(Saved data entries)
---*---

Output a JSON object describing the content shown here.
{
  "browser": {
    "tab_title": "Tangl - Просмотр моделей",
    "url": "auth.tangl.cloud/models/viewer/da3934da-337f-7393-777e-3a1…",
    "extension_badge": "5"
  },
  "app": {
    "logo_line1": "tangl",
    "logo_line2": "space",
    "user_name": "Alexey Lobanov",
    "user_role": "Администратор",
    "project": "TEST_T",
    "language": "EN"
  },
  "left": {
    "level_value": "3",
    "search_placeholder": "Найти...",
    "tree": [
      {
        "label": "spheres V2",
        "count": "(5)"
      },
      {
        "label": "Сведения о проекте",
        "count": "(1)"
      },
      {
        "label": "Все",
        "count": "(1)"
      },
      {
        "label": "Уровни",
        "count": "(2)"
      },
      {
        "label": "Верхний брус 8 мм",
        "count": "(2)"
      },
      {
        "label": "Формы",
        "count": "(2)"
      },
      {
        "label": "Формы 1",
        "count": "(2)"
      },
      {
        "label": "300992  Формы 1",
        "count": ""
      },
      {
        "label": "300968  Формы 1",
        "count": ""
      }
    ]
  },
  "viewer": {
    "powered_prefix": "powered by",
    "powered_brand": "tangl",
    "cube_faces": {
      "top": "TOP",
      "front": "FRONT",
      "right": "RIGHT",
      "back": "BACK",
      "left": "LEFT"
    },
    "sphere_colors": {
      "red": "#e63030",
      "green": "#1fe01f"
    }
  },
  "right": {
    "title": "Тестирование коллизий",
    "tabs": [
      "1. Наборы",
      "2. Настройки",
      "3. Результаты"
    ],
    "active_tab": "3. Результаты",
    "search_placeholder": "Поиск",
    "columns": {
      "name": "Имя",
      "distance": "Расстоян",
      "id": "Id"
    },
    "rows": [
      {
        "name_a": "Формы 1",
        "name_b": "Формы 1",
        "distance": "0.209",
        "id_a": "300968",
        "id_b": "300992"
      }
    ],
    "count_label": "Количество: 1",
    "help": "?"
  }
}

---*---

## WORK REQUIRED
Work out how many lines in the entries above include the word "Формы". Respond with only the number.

## EXERCISE RESULT
6